posted on 2016-08-09, 00:00 authored by Suman Pal, Vadde Ramu, Nandaraj Taye, Devraj G. Mogare, Amar M. Yeware, Dhiman Sarkar, D. Srinivasa Reddy, Samit Chattopadhyay, Amitava Das

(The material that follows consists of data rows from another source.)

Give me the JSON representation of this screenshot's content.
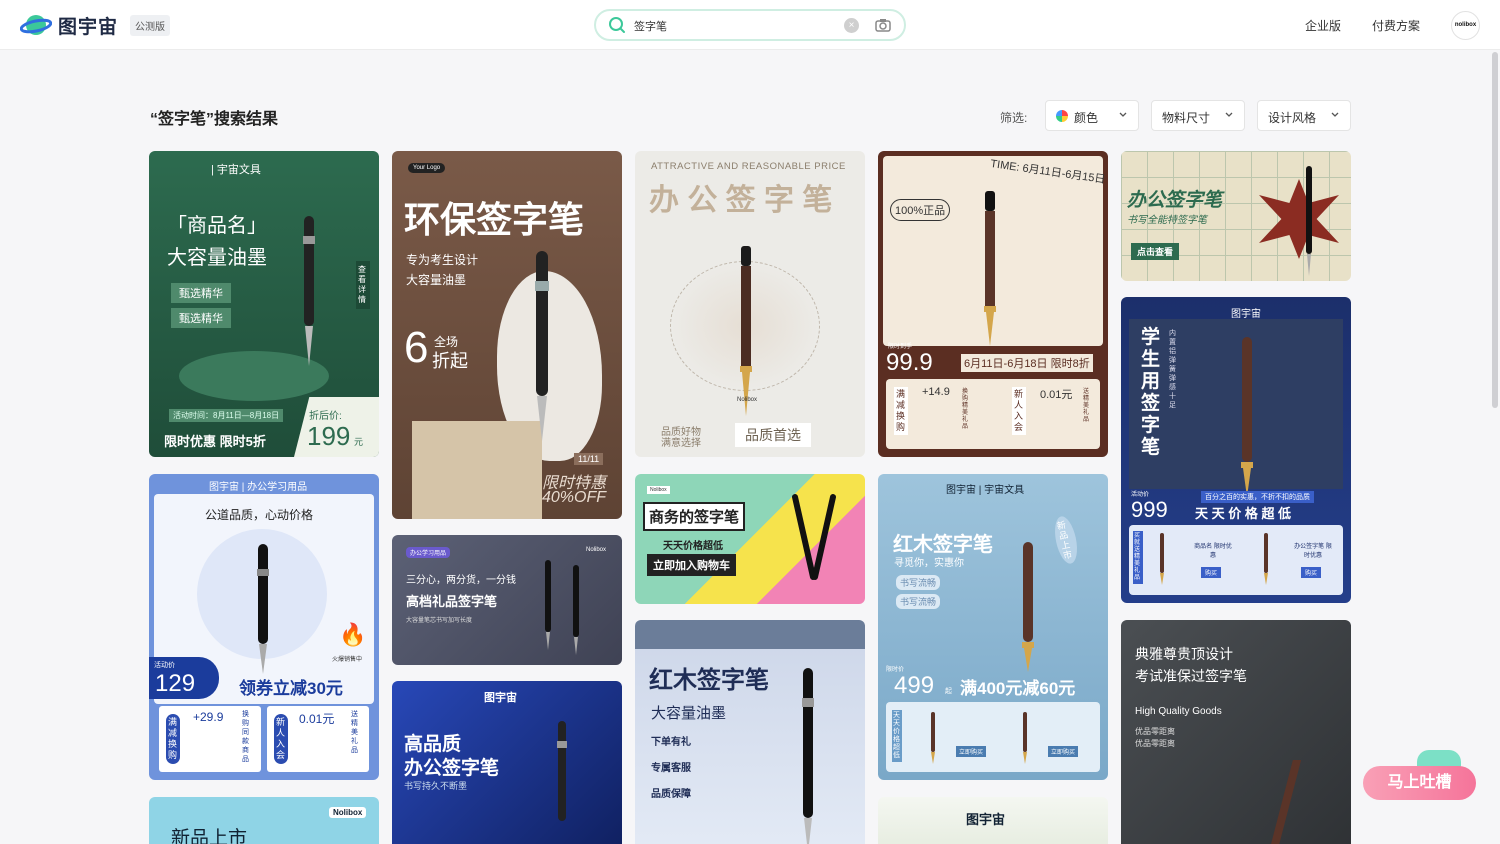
{
  "header": {
    "brand": "图宇宙",
    "badge": "公测版",
    "search_value": "签字笔",
    "links": [
      "企业版",
      "付费方案"
    ],
    "avatar": "nolibox"
  },
  "results": {
    "title": "“签字笔”搜索结果",
    "filter_label": "筛选:",
    "filters": [
      "颜色",
      "物料尺寸",
      "设计风格"
    ]
  },
  "cards": {
    "c1": {
      "brand": "| 宇宙文具",
      "line1": "「商品名」",
      "line2": "大容量油墨",
      "tag1": "甄选精华",
      "tag2": "甄选精华",
      "side": "查看详情",
      "date": "活动时间：8月11日—8月18日",
      "promo": "限时优惠 限时5折",
      "after": "折后价:",
      "price": "199",
      "unit": "元"
    },
    "c2": {
      "logo": "Your Logo",
      "title": "环保签字笔",
      "sub1": "专为考生设计",
      "sub2": "大容量油墨",
      "big": "6",
      "all": "全场",
      "off": "折起",
      "date": "11/11",
      "limit": "限时特惠",
      "pct": "40%OFF"
    },
    "c3": {
      "eng": "ATTRACTIVE AND REASONABLE PRICE",
      "title": "办 公 签 字 笔",
      "brand": "Nolibox",
      "l1": "品质好物",
      "l2": "满意选择",
      "best": "品质首选"
    },
    "c4": {
      "time": "TIME: 6月11日-6月15日",
      "genuine": "100%正品",
      "label": "限时到手",
      "price": "99.9",
      "range": "6月11日-6月18日 限时8折",
      "g1": "满减换购",
      "p1": "+14.9",
      "d1": "换购精美礼品",
      "g2": "新人入会",
      "p2": "0.01元",
      "d2": "送精美礼品"
    },
    "c5": {
      "title": "办公签字笔",
      "sub": "书写全能特签字笔",
      "btn": "点击查看"
    },
    "c6": {
      "brand": "图宇宙",
      "title": "学生用签字笔",
      "side": "内置铝弹簧弹感十足",
      "label": "活动价",
      "price": "999",
      "note": "百分之百的实惠，不折不扣的品质",
      "slogan": "天 天 价 格 超 低",
      "side2": "买就送精美礼品",
      "i1": "商品名 限时优惠",
      "i2": "办公签字笔 限时优惠",
      "btn": "购买"
    },
    "c7": {
      "brand": "图宇宙 | 办公学习用品",
      "slogan": "公道品质，心动价格",
      "hot": "火爆销售中",
      "label": "活动价",
      "price": "129",
      "coupon": "领券立减30元",
      "g1": "满减换购",
      "p1": "+29.9",
      "d1": "换购同款商品",
      "g2": "新人入会",
      "p2": "0.01元",
      "d2": "送精美礼品"
    },
    "c8": {
      "tag": "办公学习用品",
      "brand": "Nolibox",
      "l1": "三分心，两分货，一分钱",
      "l2": "高档礼品签字笔",
      "l3": "大容量笔芯书写加写长度"
    },
    "c9": {
      "brand": "Nolibox",
      "title": "商务的签字笔",
      "sub": "天天价格超低",
      "btn": "立即加入购物车"
    },
    "c10": {
      "brand": "图宇宙 | 宇宙文具",
      "title": "红木签字笔",
      "sub": "寻觅你，实惠你",
      "tag1": "书写流畅",
      "tag2": "书写流畅",
      "badge": "新品上市",
      "label": "限时价",
      "price": "499",
      "qi": "起",
      "promo": "满400元减60元",
      "side": "天天价格超低",
      "btn": "立即购买"
    },
    "c11": {
      "title": "典雅尊贵顶设计",
      "sub": "考试准保过签字笔",
      "eng": "High Quality Goods",
      "l1": "优品零距离",
      "l2": "优品零距离"
    },
    "c12": {
      "brand": "图宇宙",
      "title": "高品质",
      "title2": "办公签字笔",
      "sub": "书写持久不断墨"
    },
    "c13": {
      "title": "红木签字笔",
      "sub": "大容量油墨",
      "f1": "下单有礼",
      "f2": "专属客服",
      "f3": "品质保障"
    },
    "c14": {
      "brand": "Nolibox",
      "title": "新品上市"
    },
    "c15": {
      "brand": "图宇宙"
    }
  },
  "feedback": "马上吐槽"
}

Fluoroquinolones are third-generation broad spectrum bactericidal antibiotics and work against both Gram-positive and Gram-negative bacteria. Levofloxacin (L), a fluoroquinolone, is widely used in anti-infective chemotherapy and treatment of urinary tract infection and pneumonia. The main pathogen for urinary tract infections is Escherichia coli, and Streptococcus pneumoniae is responsible for pneumonia, predominantly a lower respiratory tract infection. Poor permeability of L leads to the use of higher dose of this drug and excess drug in the outer cellular fluid leads to central nervous system (CNS) abnormality. One way to counter this is to improve the lipophilicity of the drug molecule, and accordingly, we have synthesized two new Levofloxacin derivatives, which participated in the spatiotemporal release of drug via disulfide bond cleavage induced by glutathione (GSH). Recent studies with Streptococcus mutants suggest that it is localized in epithelial lining fluid (ELF) of the normal lower respiratory tract and the effective [GSH] in ELF is ∼430 μM. E. coli typically cause urinary tract infections and the concentration of GSH in porcine bladder epithelium is reported as 0.6 mM for a healthy human. Thus, for the present study we have chosen two important bacteria (Gram + ve and Gram – ve), which are operational in regions having high extracellular GSH concentration. Interestingly, this supports our design of new lipophilic Levofloxacin based prodrugs, which released effective drug on reaction with GSH. Higher lipophilicity favored improved uptake of the prodrugs. Site specific release of the drug (L) could be achieved following a glutathione mediated biochemical transformation process through cleavage of a disulfide bond of these purpose-built prodrugs. Further, appropriate design helped us to demonstrate that it is possible also to control the kinetics of the drug release from respective prodrugs. Associated luminescence enhancement helps in probing the release of the drug from the prodrug in bacteria and helps in elucidating the mechanistic pathway of the transformation. Such an example is scarce in the contemporary literature.